As anyone with kids knows, the bedtime routine is sacred and I really believe that stands true for adults. For me that looks like yoga ending by 9:45pm, my nighttime toilette (which may or may not include a shower), then in bed for 10pm with my devices, and lights out for 10:30pm. I’ve recently started turning my phone on Do Not Disturb (with my family and David marked as favorites whose calls will always get pushed through) and I think the lack of email binging has made a difference in those first few minutes falling asleep. On nights when my brain feels overactive, I turn on Roderick on the Line (I set the podcast to turn off after 30 minutes) and given that I almost never remember what they talked about or the podcast turning off, I know it works.

When I can’t sleep, it’s usually for one of three reasons: 1) I drank caffeine after 7pm, 2) I’m anxious, or 3) I slept too much that day or the night before. The caffeine thing is new and kind of a bummer, as there’s nothing I like more after a workout than a Cool Lime Refresher. That said, I’m sure my nutritionist is less of a fan, so abandoning them is for the best. It’s Sunday nights where I struggle the most with #3, as David and I are terrible about sleeping in on the weekend. My new rule is that I can sleep in on Saturday, but I try to be up by 8am on Sundays. Science says we should try to get up at the same time every day, even weekends, so I’m trying to make an effort to get up as close to 6am on weekends as possible and lie in bed quietly and read for a while to start my day calmly and quietly. This is going about as well as you might expect, which is to say, not. As for anxiety, we talked about that in (broad)ject self #14 (…When You’re Anxious).

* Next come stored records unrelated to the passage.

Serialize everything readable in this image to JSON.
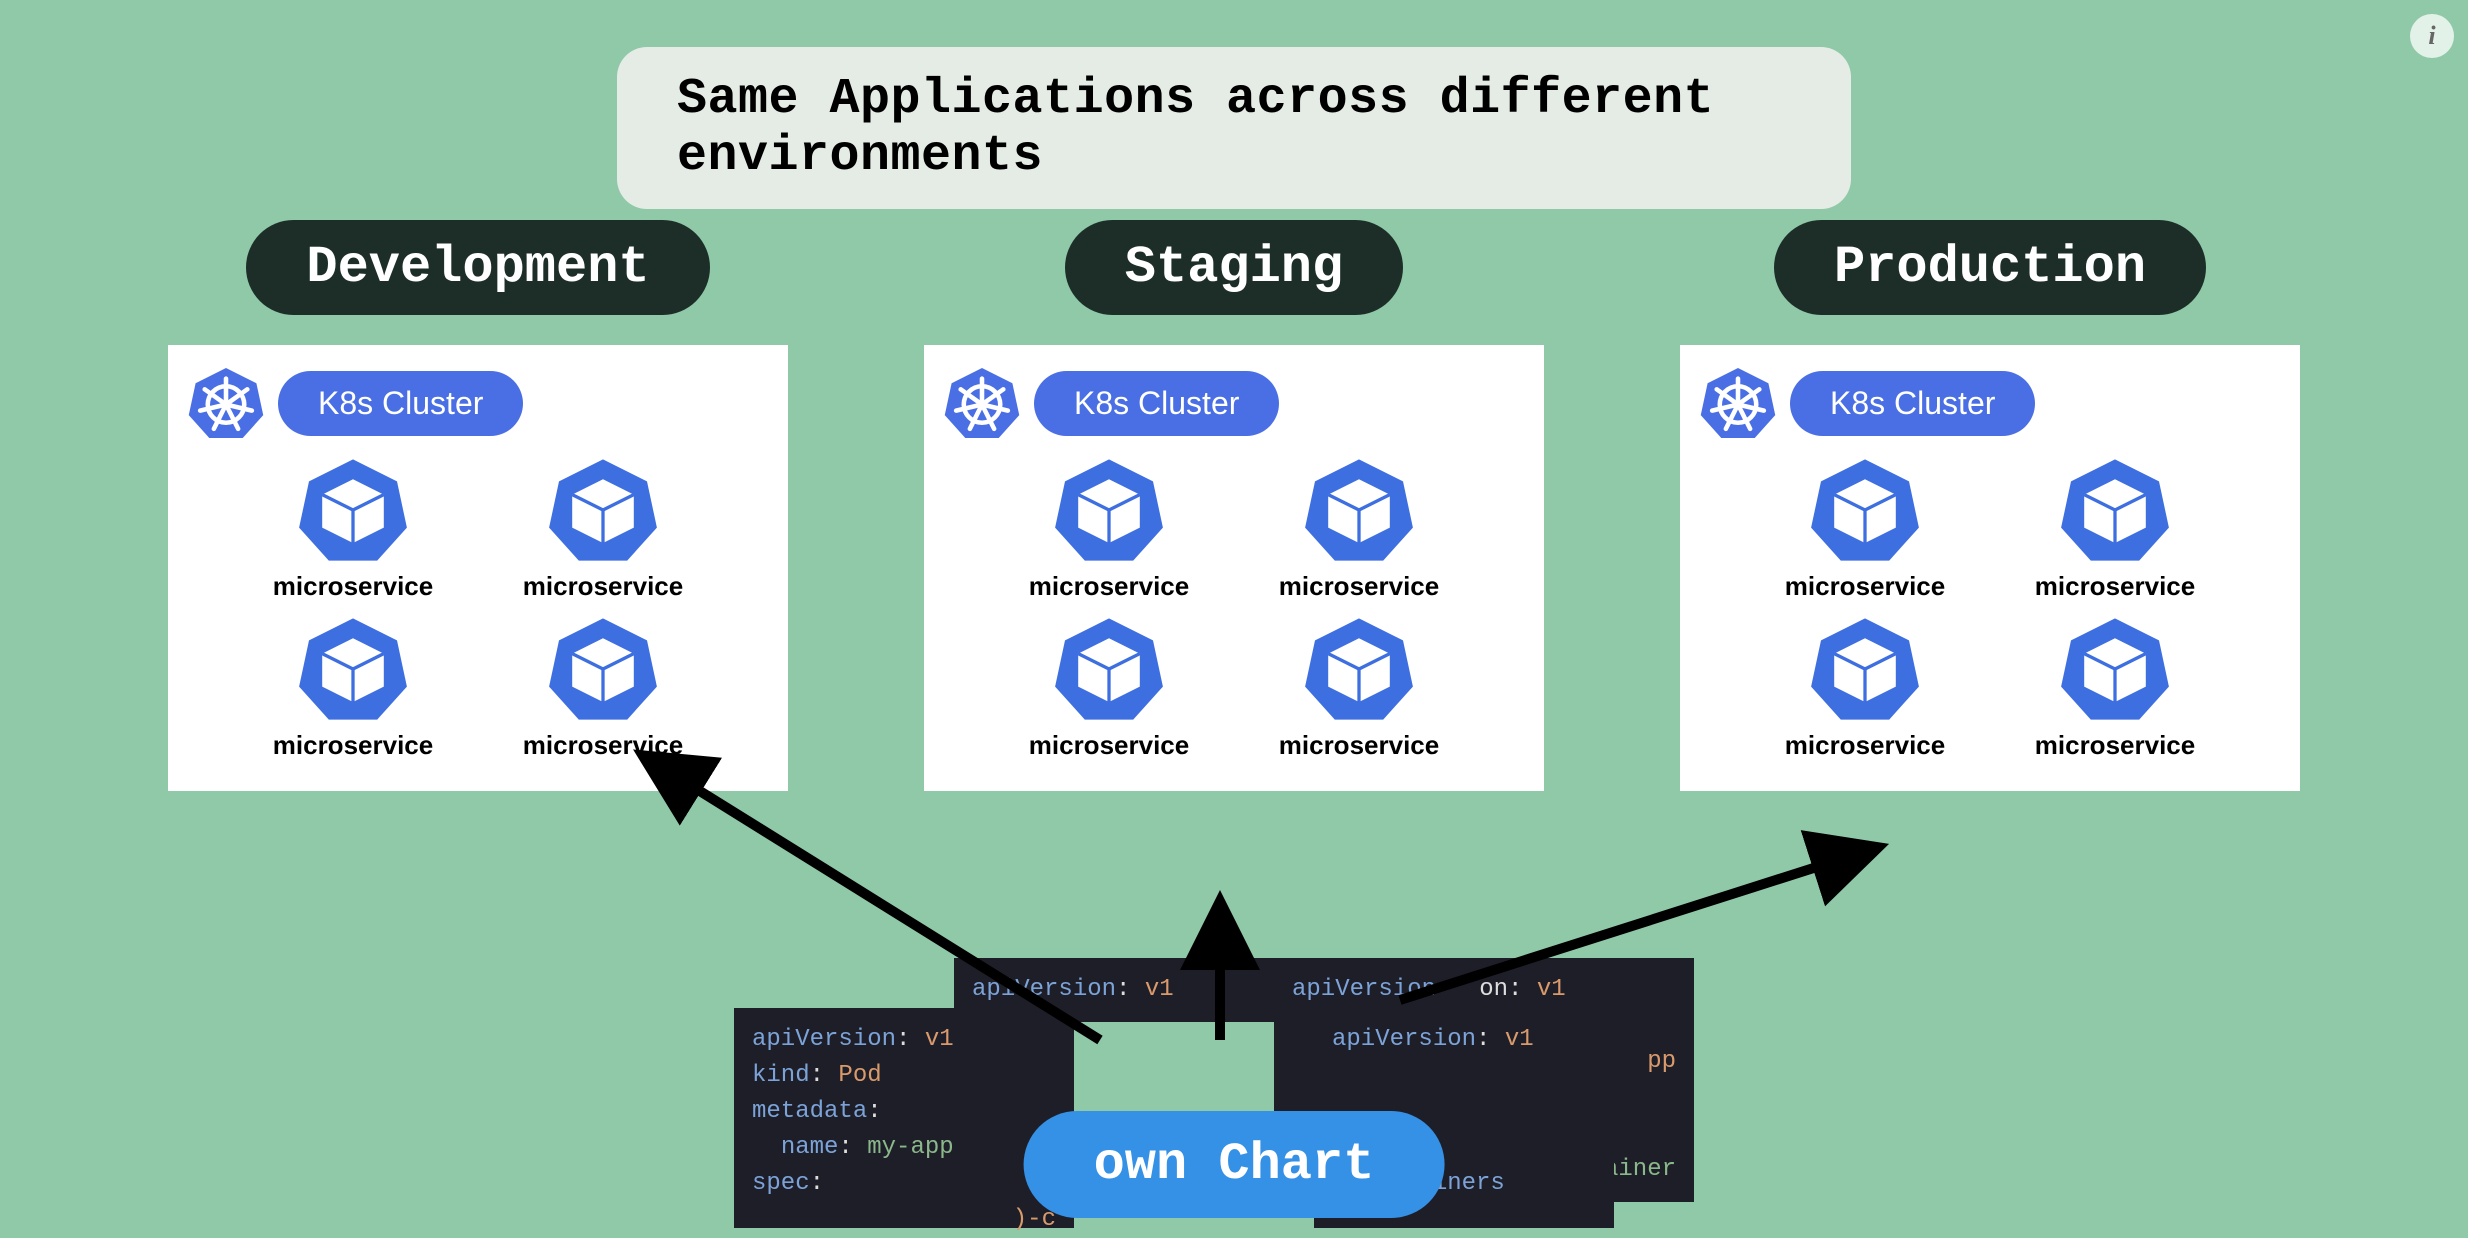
{
  "title": "Same Applications across different environments",
  "environments": [
    {
      "name": "Development",
      "cluster_label": "K8s Cluster",
      "services": [
        "microservice",
        "microservice",
        "microservice",
        "microservice"
      ]
    },
    {
      "name": "Staging",
      "cluster_label": "K8s Cluster",
      "services": [
        "microservice",
        "microservice",
        "microservice",
        "microservice"
      ]
    },
    {
      "name": "Production",
      "cluster_label": "K8s Cluster",
      "services": [
        "microservice",
        "microservice",
        "microservice",
        "microservice"
      ]
    }
  ],
  "chart_label": "own Chart",
  "yaml": {
    "apiVersion_key": "apiVersion",
    "apiVersion_val": "v1",
    "kind_key": "kind",
    "kind_val": "Pod",
    "metadata_key": "metadata",
    "name_key": "name",
    "name_val": "my-app",
    "spec_key": "spec",
    "containers_key": "containers",
    "app_container": "-app-container",
    "dash_c": ")-c",
    "pp": "pp"
  },
  "info_glyph": "i",
  "colors": {
    "bg": "#8fc9a8",
    "pill_dark": "#1d2e28",
    "k8s_blue": "#4a6fe5",
    "chart_blue": "#3591e6"
  }
}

My sleep hygiene could still be improved though. I’m really bad about not giving up when sleep isn’t coming and instead choosing to thrash around the bed in a rage. That’s where the podcast timer comes in handy. I tell myself that if I’m still awake when the podcast turns off, I have to get up for 20 minutes and quietly read or do yoga in another room. I’m also THE WORST about hitting the snooze button in the morning, for 20 minutes or so during the weekend and for potentially hours on the weekend. This is problematic because it’s annoying to other people, but mostly because you’re potentially starting a whole other sleep cycle. So assuming I fall right back asleep after I hit snooze, by the time nine minutes is up, my body thinks that I’m interrupting a precious sleep cycle and gets majorly crabby.

If I was starting a self-care routine from scratch, I would start with sleep, because I truly believe it’s the main pillar of health and happiness. Your homework this week is to diagnose your bad sleep habits and try and break one of them. I’m going to try to abandon the snooze button and I will report back next week. I want to hear all about your tips and tricks for sleeping as well as your bad nighttime or napping habits. You know where to find me.

Self-caringly yours,

Sian